[Records from a collection]
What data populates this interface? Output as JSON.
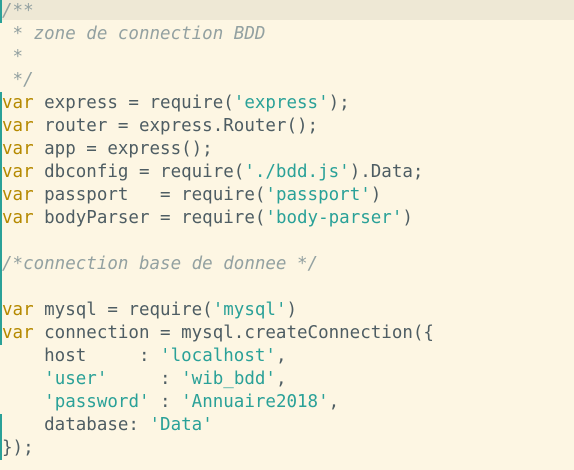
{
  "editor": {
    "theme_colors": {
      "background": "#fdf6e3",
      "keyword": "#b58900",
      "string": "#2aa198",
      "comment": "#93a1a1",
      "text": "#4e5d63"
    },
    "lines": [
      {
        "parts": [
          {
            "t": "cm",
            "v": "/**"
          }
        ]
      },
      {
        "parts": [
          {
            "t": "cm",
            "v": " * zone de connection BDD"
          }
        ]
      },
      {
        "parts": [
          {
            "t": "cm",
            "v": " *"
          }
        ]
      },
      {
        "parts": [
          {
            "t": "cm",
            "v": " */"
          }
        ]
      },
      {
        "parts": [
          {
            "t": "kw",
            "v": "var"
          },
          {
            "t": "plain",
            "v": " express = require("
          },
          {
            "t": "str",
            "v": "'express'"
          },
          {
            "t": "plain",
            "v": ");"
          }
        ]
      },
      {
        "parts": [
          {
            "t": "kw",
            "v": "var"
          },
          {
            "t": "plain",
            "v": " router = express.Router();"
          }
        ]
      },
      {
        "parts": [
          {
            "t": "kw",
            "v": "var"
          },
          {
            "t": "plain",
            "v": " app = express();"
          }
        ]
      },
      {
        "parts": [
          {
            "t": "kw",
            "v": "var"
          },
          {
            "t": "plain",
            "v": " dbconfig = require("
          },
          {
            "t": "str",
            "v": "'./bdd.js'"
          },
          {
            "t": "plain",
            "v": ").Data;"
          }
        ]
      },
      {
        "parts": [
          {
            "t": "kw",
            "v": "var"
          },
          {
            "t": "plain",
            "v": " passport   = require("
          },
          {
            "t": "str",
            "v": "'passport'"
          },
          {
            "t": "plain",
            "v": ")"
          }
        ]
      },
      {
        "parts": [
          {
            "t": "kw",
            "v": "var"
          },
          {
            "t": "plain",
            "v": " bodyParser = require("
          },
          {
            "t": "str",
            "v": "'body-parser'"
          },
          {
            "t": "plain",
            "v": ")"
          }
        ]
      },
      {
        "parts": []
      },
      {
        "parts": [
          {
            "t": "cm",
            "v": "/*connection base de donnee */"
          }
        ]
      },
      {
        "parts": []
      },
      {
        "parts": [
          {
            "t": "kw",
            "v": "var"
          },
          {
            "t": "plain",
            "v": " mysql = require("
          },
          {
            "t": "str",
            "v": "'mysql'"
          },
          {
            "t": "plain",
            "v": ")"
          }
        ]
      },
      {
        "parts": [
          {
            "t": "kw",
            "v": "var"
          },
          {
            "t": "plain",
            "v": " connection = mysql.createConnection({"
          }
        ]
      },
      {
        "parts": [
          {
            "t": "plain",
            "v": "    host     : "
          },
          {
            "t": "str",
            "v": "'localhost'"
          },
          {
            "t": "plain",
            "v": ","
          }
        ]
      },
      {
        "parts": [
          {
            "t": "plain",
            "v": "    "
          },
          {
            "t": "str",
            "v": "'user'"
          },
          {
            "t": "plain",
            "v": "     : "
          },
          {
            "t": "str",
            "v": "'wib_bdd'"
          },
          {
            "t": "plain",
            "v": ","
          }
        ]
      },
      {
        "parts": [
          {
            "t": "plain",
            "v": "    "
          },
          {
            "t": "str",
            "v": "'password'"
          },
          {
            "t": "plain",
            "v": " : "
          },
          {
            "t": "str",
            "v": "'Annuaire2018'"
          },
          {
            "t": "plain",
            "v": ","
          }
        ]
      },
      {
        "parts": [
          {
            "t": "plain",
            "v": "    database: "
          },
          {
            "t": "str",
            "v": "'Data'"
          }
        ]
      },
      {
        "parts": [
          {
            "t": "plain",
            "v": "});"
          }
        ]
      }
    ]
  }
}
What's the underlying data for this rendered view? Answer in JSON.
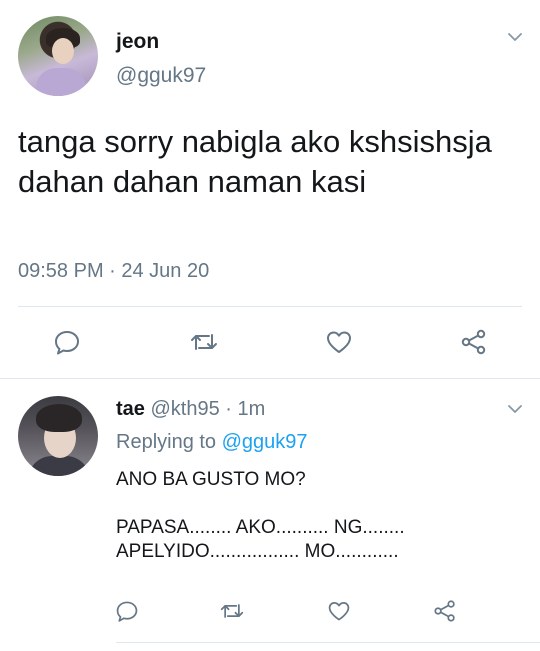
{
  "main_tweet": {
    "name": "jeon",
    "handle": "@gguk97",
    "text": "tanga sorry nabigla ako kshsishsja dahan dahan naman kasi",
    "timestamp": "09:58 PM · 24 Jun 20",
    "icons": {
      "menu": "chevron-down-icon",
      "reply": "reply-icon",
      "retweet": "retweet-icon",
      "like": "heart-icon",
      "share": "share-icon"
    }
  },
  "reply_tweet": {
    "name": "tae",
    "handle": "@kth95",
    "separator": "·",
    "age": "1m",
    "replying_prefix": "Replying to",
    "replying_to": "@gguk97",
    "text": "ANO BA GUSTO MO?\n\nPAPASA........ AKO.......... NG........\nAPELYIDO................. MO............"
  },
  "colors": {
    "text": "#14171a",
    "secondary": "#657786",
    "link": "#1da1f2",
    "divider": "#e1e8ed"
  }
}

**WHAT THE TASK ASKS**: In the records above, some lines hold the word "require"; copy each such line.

**PROBLEM SOLUTION**:
            "v": " express = require("
            "v": " dbconfig = require("
            "v": " passport   = require("
            "v": " bodyParser = require("
            "v": " mysql = require("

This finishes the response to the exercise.